Each line of the data below either holds "location" or does not. Report how many do, and only that.

Entries from a dataset of interfaces:
——
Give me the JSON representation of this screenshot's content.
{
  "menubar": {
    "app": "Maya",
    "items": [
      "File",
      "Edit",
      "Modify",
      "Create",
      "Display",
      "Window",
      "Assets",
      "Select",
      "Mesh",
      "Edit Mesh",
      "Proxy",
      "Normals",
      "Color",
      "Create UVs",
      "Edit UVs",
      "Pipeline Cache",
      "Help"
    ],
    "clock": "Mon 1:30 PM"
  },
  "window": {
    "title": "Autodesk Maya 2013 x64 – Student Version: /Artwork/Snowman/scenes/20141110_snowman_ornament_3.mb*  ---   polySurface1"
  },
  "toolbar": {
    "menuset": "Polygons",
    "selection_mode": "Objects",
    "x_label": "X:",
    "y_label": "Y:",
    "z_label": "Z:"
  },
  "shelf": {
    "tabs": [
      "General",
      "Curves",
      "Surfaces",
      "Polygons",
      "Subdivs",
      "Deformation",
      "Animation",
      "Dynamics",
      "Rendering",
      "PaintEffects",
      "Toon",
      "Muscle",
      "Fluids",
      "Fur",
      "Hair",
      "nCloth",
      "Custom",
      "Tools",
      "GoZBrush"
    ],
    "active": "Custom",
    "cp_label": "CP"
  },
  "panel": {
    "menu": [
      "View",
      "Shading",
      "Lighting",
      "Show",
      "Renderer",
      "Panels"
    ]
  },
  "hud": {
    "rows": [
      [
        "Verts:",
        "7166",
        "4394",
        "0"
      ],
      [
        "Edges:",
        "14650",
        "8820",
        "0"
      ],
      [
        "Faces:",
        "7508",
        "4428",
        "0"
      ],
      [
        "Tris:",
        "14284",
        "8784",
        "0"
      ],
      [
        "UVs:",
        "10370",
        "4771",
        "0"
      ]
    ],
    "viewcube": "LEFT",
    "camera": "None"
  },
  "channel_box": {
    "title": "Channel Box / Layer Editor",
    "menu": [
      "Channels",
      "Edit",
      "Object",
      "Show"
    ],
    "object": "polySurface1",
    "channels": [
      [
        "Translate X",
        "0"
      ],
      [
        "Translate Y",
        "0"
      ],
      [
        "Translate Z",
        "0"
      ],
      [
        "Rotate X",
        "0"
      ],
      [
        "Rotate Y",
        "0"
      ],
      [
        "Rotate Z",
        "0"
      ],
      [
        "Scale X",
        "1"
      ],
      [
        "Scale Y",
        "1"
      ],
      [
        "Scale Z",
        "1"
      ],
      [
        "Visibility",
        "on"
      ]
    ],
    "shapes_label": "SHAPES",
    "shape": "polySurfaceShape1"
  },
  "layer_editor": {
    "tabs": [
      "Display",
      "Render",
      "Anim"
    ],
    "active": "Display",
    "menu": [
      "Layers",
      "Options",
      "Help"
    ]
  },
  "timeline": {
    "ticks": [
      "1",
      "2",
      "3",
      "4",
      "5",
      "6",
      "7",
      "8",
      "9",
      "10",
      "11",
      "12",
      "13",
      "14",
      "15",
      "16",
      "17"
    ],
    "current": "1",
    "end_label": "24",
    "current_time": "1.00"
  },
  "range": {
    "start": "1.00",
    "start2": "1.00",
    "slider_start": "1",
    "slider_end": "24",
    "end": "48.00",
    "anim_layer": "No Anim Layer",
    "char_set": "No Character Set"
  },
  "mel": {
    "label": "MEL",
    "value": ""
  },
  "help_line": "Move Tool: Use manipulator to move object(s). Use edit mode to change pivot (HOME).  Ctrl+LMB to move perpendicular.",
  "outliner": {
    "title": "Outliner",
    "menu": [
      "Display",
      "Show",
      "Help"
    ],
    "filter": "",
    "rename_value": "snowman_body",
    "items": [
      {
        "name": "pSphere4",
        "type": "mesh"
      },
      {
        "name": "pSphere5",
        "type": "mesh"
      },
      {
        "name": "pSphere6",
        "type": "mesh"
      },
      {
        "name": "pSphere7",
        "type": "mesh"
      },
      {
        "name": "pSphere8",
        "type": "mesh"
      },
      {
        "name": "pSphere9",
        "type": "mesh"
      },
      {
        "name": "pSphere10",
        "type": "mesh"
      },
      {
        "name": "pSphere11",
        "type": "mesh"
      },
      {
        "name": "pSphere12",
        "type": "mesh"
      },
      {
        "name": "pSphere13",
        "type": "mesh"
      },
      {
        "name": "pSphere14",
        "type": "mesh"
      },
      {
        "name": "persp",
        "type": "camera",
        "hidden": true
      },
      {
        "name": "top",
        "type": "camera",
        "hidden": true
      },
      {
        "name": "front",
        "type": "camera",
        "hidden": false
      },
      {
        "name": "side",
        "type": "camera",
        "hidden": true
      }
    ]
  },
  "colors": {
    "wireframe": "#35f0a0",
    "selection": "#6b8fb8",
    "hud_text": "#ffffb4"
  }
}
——
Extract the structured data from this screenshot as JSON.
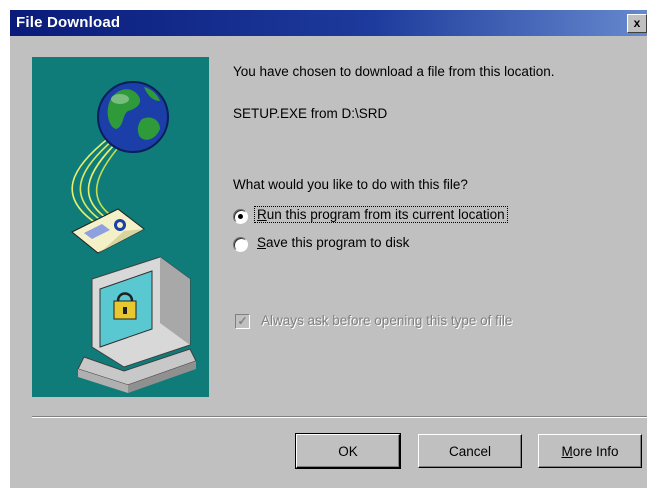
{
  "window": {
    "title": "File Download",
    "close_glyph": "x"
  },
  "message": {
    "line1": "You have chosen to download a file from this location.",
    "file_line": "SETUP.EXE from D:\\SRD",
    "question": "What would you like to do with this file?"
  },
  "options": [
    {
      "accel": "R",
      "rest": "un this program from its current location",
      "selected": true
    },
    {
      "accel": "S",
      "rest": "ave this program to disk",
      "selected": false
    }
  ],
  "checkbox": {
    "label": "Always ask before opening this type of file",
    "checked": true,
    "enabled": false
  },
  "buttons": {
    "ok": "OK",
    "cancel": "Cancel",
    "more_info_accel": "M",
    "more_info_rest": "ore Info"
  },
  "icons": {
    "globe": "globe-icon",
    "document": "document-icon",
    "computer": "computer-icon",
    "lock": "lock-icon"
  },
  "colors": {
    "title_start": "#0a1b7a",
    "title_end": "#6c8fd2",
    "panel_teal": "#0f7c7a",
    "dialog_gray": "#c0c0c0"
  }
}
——
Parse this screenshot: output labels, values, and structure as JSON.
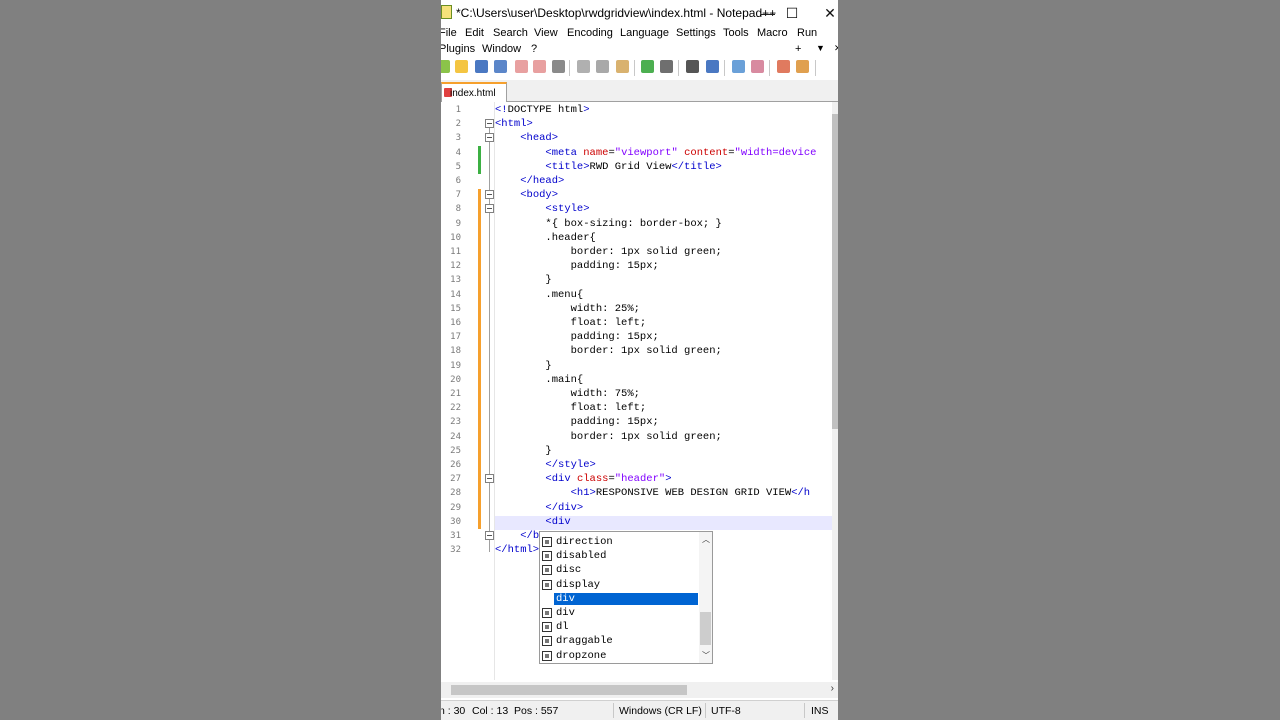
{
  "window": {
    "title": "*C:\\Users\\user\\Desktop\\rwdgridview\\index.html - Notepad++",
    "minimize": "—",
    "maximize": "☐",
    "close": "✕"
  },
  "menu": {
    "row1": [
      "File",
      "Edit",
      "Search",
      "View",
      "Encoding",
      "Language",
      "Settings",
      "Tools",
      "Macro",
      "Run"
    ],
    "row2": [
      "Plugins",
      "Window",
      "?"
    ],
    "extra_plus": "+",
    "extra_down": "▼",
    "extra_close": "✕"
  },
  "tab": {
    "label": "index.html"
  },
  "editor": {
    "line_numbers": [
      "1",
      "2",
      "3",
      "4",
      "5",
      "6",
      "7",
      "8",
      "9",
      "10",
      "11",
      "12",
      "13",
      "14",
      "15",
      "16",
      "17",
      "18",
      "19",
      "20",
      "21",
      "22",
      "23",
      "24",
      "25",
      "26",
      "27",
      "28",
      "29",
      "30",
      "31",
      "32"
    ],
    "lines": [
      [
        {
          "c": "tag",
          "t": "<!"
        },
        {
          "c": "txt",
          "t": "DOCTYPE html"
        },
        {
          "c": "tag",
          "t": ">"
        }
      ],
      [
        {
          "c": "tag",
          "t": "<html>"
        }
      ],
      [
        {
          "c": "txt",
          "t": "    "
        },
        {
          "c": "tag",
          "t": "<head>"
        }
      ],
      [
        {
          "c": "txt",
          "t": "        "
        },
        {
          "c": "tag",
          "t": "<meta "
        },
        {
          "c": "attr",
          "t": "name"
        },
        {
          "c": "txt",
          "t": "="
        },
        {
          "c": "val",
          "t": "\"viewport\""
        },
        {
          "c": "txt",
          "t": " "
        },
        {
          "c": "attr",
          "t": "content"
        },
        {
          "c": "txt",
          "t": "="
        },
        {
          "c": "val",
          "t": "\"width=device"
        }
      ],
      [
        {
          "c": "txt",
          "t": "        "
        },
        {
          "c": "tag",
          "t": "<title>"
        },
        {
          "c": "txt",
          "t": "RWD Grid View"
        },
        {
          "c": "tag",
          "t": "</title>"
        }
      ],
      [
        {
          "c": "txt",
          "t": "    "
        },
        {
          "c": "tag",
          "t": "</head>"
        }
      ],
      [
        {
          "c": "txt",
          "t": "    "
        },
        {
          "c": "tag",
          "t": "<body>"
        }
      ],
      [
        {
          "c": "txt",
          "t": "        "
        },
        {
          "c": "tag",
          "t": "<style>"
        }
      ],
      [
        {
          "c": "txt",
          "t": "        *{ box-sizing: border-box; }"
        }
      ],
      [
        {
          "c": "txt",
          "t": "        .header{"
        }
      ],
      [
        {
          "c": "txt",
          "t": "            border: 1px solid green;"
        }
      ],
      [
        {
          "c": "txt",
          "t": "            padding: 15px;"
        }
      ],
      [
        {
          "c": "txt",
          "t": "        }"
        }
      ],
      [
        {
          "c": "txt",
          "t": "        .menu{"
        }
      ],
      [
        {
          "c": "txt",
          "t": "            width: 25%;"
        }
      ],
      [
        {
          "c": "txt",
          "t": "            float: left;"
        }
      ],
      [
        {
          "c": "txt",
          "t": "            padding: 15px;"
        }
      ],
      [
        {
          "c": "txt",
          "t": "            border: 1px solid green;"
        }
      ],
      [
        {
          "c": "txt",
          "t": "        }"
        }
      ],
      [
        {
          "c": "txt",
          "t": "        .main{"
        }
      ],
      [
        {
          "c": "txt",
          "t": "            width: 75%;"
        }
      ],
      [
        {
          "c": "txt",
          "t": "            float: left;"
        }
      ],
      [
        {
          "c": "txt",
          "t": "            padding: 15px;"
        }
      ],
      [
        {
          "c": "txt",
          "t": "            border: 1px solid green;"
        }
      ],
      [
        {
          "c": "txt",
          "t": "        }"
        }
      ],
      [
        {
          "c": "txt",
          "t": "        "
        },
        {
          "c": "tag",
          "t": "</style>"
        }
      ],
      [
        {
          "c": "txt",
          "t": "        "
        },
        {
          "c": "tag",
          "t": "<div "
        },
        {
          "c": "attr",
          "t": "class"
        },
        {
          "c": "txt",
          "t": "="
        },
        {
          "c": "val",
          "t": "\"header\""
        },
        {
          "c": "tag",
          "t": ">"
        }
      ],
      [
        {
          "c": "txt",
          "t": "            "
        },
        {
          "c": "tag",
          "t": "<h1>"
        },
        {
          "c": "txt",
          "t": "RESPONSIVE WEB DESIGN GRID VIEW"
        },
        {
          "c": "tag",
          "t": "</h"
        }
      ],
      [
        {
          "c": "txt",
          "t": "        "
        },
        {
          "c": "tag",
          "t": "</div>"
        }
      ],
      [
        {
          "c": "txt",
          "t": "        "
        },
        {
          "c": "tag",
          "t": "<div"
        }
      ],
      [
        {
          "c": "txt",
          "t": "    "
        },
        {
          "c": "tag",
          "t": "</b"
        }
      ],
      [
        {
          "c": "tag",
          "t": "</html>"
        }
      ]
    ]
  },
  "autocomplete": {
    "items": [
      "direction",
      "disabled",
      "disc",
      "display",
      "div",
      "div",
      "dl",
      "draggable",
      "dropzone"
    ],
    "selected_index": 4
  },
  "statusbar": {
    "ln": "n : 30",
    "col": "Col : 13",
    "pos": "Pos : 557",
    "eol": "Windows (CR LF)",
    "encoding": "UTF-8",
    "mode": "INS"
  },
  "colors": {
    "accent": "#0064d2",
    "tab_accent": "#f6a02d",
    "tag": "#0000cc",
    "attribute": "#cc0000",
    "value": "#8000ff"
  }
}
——
Written response:
2